TASK STATEMENT:
Count each line below that has the word "icon" in it, and give only the total.

SUPPLIED ENTRIES:
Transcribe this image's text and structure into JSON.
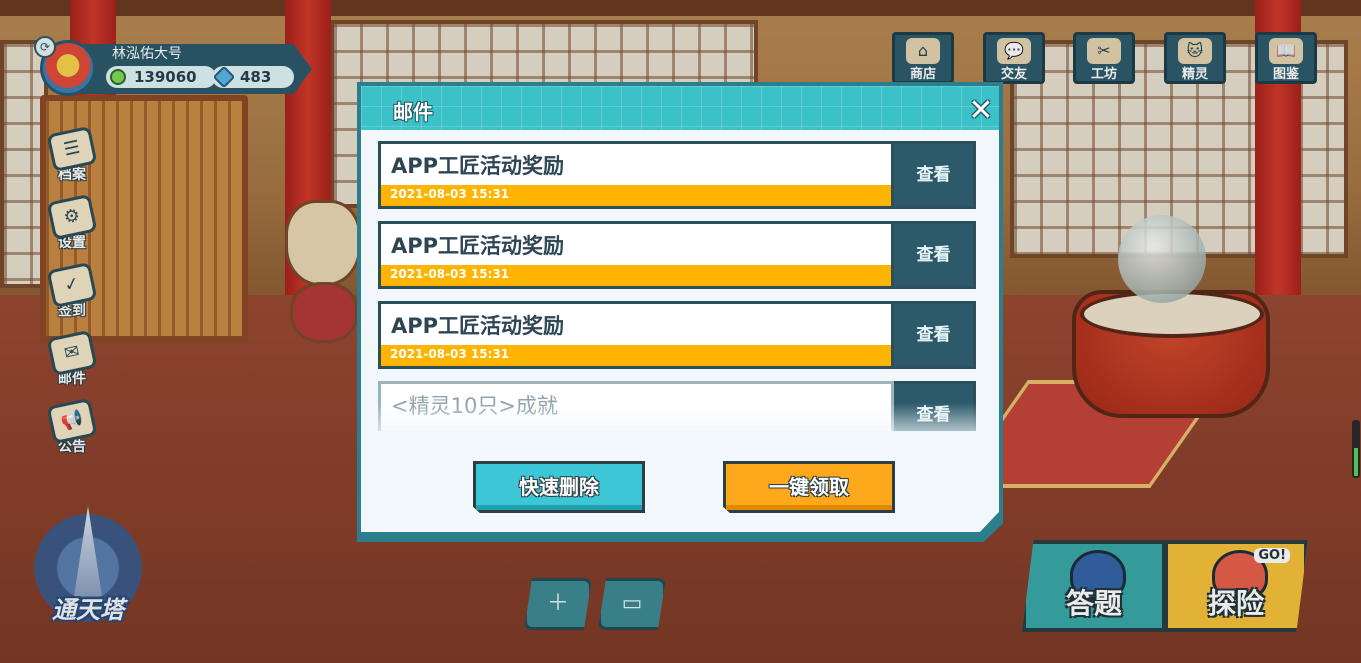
{
  "player": {
    "name": "林泓佑大号",
    "coins": "139060",
    "gems": "483"
  },
  "sidebar": {
    "items": [
      {
        "label": "档案",
        "icon": "archive-icon"
      },
      {
        "label": "设置",
        "icon": "settings-icon"
      },
      {
        "label": "签到",
        "icon": "checkin-calendar-icon"
      },
      {
        "label": "邮件",
        "icon": "mail-icon"
      },
      {
        "label": "公告",
        "icon": "megaphone-icon"
      }
    ]
  },
  "topbar": {
    "items": [
      {
        "label": "商店",
        "icon": "shop-icon"
      },
      {
        "label": "交友",
        "icon": "chat-bubble-icon"
      },
      {
        "label": "工坊",
        "icon": "tools-icon"
      },
      {
        "label": "精灵",
        "icon": "spirit-cat-icon"
      },
      {
        "label": "图鉴",
        "icon": "book-icon"
      }
    ]
  },
  "tower": {
    "label": "通天塔"
  },
  "bottom_right": {
    "answer_label": "答题",
    "explore_label": "探险",
    "go_tag": "GO!"
  },
  "mail_dialog": {
    "title": "邮件",
    "close_icon": "close-icon",
    "view_label": "查看",
    "mails": [
      {
        "title": "APP工匠活动奖励",
        "date": "2021-08-03 15:31"
      },
      {
        "title": "APP工匠活动奖励",
        "date": "2021-08-03 15:31"
      },
      {
        "title": "APP工匠活动奖励",
        "date": "2021-08-03 15:31"
      },
      {
        "title": "<精灵10只>成就",
        "date": ""
      }
    ],
    "delete_label": "快速删除",
    "collect_label": "一键领取"
  },
  "colors": {
    "header_teal": "#3cc1c8",
    "card_border": "#2d4f5c",
    "date_bar_orange": "#ffb400",
    "view_button": "#2d5a6b",
    "delete_button": "#3cc6d6",
    "collect_button": "#ffa81b"
  }
}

FINISHED TASK:
11